Problem statement> If a line in the listing includes the word "coordinates", copy it out.

Record excerpts>
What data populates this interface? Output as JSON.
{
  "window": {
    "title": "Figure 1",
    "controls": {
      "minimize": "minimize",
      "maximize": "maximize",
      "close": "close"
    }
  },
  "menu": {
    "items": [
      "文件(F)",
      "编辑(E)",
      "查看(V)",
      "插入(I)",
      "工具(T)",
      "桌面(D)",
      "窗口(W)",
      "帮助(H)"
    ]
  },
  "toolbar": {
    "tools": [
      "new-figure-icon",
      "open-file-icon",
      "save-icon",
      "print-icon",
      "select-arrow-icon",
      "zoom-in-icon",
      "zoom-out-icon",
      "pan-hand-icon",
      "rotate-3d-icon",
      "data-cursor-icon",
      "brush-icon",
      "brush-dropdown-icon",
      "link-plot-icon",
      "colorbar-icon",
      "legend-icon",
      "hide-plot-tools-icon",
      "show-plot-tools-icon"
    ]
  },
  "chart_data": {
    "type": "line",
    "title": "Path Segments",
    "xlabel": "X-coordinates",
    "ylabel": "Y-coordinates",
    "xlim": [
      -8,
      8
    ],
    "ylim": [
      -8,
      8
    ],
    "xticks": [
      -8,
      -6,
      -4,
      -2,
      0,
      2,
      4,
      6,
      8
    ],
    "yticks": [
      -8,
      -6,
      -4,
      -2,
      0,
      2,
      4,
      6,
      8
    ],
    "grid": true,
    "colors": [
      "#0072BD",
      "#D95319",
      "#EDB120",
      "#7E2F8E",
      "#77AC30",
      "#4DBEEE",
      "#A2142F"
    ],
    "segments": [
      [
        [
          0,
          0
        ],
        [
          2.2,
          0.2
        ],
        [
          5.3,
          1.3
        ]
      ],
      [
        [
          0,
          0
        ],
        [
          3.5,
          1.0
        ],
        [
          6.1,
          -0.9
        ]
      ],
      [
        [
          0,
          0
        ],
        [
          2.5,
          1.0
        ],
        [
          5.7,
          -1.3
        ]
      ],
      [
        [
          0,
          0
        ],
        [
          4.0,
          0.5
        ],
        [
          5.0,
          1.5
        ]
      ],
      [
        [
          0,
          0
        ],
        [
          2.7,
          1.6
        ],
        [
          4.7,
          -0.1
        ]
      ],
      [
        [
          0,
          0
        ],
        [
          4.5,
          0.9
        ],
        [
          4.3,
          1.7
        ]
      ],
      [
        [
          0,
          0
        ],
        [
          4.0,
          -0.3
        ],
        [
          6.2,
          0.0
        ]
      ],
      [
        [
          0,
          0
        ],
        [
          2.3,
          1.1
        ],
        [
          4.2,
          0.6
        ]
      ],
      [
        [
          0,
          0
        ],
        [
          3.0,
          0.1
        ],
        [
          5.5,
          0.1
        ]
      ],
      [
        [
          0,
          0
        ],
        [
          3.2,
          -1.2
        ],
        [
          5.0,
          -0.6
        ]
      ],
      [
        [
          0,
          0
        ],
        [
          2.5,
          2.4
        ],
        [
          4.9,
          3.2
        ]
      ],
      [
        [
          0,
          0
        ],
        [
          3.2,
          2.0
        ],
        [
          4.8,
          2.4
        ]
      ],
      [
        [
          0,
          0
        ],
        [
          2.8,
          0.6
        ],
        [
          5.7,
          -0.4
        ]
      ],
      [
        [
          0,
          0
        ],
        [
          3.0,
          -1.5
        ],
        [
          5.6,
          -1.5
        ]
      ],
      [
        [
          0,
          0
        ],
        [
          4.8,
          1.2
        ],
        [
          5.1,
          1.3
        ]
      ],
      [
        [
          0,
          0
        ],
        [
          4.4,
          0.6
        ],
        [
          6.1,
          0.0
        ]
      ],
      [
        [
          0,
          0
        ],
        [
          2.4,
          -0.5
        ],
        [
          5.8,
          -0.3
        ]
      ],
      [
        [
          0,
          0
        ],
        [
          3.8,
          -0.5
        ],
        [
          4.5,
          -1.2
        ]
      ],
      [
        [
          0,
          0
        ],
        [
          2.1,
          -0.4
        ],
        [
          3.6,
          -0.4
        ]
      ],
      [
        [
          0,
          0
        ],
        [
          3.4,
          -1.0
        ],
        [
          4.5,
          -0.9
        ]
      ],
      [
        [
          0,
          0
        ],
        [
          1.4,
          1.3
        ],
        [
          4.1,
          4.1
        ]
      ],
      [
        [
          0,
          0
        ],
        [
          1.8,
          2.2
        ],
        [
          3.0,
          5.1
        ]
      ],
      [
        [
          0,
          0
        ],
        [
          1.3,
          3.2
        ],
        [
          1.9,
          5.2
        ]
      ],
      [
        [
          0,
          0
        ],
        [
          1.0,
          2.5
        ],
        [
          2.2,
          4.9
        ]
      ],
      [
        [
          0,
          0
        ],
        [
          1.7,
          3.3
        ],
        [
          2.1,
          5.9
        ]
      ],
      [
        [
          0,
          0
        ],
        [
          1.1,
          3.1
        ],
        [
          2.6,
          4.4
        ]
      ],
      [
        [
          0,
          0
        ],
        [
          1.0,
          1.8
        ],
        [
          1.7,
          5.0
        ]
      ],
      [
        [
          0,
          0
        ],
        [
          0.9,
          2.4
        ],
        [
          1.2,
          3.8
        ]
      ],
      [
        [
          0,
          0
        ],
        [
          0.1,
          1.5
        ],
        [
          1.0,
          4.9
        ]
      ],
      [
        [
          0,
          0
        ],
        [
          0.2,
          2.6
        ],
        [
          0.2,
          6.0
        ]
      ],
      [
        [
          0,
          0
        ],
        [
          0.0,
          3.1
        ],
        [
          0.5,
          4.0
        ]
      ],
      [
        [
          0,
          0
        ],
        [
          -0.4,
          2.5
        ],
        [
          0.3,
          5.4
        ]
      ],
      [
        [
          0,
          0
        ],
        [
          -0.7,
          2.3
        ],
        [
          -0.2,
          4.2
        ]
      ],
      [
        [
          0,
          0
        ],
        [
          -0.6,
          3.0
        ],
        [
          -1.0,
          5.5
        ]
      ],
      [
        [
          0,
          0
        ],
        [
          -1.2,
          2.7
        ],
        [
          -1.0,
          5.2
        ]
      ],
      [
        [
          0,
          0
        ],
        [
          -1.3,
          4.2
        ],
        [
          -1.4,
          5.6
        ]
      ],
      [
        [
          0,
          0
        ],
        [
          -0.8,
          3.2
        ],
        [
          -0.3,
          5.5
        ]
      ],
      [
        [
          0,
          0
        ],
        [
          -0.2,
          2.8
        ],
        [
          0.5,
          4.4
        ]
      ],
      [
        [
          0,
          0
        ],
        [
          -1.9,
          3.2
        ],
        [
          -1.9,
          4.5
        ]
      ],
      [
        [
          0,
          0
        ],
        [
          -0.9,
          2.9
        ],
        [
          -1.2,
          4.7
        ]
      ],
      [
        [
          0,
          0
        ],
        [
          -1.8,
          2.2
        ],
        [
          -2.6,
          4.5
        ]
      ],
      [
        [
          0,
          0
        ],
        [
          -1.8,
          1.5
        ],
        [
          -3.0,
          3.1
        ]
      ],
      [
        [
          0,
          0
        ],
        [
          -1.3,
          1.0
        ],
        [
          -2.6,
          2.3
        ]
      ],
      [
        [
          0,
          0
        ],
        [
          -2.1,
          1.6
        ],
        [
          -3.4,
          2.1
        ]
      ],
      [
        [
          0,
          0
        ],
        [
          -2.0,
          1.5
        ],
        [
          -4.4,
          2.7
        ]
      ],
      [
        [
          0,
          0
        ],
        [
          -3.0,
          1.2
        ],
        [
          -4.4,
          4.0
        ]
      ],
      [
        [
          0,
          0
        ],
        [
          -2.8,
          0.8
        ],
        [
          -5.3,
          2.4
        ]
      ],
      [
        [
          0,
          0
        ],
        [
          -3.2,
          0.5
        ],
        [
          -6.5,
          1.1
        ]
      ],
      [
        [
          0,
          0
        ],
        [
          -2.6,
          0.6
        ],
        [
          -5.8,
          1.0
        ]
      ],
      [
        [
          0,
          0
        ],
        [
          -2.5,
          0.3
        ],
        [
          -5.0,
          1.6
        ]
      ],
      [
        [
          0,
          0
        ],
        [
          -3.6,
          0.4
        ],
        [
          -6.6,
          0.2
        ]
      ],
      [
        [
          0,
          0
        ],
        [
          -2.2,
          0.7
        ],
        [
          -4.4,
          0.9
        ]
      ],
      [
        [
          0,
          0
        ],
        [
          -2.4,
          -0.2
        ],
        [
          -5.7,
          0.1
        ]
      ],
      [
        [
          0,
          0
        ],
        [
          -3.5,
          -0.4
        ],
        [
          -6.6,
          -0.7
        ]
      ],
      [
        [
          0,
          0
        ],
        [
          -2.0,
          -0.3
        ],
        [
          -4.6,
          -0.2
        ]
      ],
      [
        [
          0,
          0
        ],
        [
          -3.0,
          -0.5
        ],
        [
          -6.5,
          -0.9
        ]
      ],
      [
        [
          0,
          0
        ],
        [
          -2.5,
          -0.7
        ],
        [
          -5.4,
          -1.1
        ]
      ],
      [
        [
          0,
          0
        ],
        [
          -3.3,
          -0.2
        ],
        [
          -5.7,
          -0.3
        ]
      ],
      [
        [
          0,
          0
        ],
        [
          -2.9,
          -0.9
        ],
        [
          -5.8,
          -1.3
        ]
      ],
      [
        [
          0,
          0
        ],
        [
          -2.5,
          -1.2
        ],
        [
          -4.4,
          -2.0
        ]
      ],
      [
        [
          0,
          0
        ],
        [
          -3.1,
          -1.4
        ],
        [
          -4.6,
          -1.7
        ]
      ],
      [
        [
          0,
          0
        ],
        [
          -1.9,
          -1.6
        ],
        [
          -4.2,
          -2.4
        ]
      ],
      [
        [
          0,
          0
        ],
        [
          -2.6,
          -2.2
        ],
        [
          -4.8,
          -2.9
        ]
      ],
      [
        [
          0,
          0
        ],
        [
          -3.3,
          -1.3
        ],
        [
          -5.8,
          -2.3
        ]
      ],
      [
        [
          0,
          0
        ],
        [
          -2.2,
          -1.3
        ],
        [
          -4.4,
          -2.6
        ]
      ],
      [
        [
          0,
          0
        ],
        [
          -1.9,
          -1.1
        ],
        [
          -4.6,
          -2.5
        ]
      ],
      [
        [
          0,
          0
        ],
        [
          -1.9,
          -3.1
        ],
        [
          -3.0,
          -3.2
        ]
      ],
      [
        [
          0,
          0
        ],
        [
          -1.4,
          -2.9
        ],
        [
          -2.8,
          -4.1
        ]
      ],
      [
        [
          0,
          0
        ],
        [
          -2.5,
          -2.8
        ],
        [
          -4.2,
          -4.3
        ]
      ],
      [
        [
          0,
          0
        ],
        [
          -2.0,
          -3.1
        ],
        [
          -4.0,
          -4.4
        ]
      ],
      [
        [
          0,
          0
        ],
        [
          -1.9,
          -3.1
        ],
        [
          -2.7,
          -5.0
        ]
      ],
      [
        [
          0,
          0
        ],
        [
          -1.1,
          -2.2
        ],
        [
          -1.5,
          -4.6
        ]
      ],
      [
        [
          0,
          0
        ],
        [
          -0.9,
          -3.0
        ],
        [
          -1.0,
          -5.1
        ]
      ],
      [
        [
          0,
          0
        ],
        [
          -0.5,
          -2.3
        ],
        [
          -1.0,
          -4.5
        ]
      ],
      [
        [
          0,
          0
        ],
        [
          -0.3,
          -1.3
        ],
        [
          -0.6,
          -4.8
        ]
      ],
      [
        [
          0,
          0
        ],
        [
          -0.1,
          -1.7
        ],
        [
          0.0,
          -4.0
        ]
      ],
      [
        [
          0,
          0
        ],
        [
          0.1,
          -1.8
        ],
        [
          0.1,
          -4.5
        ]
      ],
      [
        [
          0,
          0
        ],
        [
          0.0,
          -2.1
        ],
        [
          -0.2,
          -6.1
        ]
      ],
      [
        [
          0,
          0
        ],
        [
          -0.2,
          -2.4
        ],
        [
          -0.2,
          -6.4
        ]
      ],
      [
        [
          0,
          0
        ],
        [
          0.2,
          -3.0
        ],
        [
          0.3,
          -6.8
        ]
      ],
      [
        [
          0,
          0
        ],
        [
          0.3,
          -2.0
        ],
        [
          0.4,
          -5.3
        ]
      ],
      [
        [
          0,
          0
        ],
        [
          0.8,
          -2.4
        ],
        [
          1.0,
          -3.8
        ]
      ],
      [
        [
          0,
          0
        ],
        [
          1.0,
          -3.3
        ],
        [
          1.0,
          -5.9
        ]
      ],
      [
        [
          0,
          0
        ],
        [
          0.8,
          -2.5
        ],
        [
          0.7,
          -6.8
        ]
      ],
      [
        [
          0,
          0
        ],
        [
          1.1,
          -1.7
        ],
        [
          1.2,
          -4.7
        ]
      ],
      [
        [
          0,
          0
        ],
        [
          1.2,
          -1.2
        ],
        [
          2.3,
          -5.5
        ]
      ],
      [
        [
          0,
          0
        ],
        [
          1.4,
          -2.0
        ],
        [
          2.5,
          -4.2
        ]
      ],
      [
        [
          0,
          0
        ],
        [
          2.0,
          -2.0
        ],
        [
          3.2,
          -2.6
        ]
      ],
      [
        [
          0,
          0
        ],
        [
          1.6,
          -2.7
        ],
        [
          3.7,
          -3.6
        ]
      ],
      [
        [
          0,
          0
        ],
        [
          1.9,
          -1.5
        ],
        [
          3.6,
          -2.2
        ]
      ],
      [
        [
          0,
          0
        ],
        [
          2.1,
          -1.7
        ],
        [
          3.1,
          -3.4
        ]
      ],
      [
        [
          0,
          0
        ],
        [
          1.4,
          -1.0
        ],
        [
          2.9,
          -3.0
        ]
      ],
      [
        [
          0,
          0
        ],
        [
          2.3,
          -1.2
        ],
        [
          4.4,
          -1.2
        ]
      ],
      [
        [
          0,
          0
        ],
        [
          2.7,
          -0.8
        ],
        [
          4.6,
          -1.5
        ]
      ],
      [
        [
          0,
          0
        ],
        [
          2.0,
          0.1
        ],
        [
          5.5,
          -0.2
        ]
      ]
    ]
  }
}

Your solution>
    "xlabel": "X-coordinates",
    "ylabel": "Y-coordinates",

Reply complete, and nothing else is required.